Despite forecasts of pessimistic economic growth for 2023, now this is not the time to implement austerity plans that threaten development goals, particularly in poor countries, the UN said in a report released Wednesday.
The United Nations Department of Economic and Social Affairs forecasts a world growth of only 1.9% this year, "one of the lowest rates in decades".
The The World Bank has already sharply revised its forecast downward: 1.7% for 2023compared to 3% last June, due to persistent inflation, the rise in interest rates and the effects of the war in Ukraine.
But "this is not the time for short-term thinking or fiscal austerity that exacerbates inequality, increases suffering and risks pushing the Sustainable Development Goals away" (ODS), says the UN Secretary General, Antonio Guterres, in the preamble to the report.
The 17 SDGs adopted in 2015 aim to achieve by 2030 the eradication of poverty, food security for all and access to clean and affordable energy.
A summit in September in New York will assess the current situation of the SDGs. But most of them are not on the way to being achieved.
Y "Slower growth, elevated inflation and rising debt vulnerabilities threaten to further set back hard-won SDG achievements, deepening the already negative effects of the COVID-19 pandemic."warns the report.

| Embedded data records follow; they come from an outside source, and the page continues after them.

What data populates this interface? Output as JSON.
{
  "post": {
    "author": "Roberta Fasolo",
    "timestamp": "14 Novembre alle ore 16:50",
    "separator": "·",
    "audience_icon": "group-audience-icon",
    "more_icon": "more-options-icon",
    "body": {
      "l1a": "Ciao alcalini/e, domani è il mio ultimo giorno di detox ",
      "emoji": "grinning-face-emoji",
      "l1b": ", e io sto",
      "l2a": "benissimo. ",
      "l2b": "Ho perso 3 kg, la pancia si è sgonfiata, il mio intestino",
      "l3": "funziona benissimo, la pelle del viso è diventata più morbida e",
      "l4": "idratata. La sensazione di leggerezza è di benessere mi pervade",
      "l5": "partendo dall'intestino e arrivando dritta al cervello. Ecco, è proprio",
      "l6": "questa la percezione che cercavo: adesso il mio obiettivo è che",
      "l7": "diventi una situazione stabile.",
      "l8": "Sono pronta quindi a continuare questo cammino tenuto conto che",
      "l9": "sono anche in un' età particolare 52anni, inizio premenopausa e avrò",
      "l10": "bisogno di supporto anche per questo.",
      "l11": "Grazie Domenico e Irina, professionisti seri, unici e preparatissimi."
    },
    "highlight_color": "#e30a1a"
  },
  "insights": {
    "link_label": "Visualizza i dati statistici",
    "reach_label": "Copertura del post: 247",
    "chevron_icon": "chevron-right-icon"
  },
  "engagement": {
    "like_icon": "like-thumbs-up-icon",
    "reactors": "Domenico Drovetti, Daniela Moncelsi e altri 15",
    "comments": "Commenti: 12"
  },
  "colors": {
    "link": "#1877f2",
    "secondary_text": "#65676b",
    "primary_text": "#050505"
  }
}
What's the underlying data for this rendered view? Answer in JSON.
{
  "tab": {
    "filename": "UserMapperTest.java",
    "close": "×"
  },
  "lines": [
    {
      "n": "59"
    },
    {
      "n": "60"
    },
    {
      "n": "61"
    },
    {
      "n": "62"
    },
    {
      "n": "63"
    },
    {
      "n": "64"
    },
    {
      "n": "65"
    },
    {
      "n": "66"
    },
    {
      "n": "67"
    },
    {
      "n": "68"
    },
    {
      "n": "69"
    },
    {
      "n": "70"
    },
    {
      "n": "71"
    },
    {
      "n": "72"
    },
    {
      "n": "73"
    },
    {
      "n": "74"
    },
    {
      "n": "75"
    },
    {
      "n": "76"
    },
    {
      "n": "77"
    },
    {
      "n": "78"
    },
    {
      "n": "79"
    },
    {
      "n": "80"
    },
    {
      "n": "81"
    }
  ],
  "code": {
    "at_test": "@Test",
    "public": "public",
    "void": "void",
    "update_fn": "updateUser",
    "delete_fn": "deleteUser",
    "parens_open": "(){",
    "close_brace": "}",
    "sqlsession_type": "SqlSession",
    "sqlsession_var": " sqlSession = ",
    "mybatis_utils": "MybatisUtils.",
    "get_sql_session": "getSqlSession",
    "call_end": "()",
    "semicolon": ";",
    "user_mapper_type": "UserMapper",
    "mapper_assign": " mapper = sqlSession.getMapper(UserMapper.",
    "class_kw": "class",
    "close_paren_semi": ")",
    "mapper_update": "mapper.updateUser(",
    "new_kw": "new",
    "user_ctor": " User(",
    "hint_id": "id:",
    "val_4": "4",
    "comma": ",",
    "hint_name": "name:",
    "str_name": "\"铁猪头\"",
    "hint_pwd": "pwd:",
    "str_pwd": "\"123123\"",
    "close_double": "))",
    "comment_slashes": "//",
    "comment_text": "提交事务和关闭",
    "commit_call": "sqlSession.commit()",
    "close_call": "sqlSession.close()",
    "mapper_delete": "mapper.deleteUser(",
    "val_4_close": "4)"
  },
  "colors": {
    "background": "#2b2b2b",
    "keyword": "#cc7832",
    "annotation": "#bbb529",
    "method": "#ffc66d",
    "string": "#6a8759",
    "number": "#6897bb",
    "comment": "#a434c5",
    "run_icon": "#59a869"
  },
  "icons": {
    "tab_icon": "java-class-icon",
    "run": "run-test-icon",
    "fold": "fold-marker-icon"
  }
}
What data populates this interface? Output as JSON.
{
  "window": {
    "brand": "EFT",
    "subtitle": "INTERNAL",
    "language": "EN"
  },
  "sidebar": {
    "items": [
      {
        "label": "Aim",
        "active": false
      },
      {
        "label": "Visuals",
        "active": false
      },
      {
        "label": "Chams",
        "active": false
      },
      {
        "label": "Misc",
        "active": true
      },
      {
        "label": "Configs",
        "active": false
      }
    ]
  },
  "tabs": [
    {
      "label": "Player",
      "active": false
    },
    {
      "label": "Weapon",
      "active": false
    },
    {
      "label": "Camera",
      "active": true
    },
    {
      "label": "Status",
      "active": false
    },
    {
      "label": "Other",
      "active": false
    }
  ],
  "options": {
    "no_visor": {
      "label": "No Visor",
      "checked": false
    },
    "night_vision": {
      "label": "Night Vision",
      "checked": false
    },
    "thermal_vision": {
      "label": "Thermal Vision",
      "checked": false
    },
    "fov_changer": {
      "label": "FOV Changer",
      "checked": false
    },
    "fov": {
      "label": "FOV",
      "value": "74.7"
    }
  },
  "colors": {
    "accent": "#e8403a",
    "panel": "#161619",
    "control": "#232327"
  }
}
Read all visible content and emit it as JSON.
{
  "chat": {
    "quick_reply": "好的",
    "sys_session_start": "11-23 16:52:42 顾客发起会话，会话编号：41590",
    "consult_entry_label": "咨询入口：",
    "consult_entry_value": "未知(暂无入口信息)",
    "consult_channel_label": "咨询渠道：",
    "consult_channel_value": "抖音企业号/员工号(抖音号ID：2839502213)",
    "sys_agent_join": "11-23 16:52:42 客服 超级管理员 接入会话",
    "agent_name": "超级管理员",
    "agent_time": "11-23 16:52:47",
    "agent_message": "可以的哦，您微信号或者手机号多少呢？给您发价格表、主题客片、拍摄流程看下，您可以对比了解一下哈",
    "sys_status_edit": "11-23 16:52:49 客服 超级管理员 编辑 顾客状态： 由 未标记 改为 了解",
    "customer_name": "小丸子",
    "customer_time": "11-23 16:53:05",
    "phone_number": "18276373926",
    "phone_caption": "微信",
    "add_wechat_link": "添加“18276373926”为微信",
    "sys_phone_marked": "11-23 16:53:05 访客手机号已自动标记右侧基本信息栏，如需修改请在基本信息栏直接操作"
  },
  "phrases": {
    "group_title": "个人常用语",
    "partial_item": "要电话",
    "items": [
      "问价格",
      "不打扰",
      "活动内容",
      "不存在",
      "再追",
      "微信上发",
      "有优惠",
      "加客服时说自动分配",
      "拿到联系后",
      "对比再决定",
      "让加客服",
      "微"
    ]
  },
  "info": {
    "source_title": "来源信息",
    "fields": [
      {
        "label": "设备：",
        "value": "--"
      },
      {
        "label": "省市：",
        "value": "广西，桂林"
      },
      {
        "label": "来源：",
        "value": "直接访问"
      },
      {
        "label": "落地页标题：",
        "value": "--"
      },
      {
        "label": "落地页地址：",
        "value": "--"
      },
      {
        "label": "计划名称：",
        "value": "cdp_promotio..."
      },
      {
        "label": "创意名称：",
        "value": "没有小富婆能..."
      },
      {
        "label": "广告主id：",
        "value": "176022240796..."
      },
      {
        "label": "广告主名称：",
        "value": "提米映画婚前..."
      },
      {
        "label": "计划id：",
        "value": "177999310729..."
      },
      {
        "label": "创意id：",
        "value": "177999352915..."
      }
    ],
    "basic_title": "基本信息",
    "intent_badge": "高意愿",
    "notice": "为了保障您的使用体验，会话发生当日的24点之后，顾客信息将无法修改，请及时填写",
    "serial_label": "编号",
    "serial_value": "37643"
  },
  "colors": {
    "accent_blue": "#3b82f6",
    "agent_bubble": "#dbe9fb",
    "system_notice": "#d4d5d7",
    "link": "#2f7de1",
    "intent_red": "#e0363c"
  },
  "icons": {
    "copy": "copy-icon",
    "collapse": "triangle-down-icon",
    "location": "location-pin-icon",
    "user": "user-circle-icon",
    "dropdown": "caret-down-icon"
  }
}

Its main author, Hamid Rashid, says that "In this stage, the typical recipe of economists would be to cut public spending" and points out that some governments have already been called to "buckle up".
On the contrary, "our key message in the report is that developing country governments, especially, should avoid austerity"which "it would be extremely detrimental to ODS"he explains to AFP.
In this context, Rashid advocates a restructuring of the debt of countries in trouble, before they go into default.
According to the report, by 2022, in eight developing countries, this debt burden represented more than 25% of government revenueup to almost 80% in Sri Lanka.
The UN is also concerned about the risk of a reduction in development aid.
The war in Ukraine and a future reconstruction estimated between 350,000 and 500,000 million euros (USD 380,000 to 545,000 million) "will divert some resources"says Rashid, who fears "a big setback for low-income countries".
In September, the United Nations Development Program (UNDP) estimated that the world had set back five years in human development due to unprecedented crises.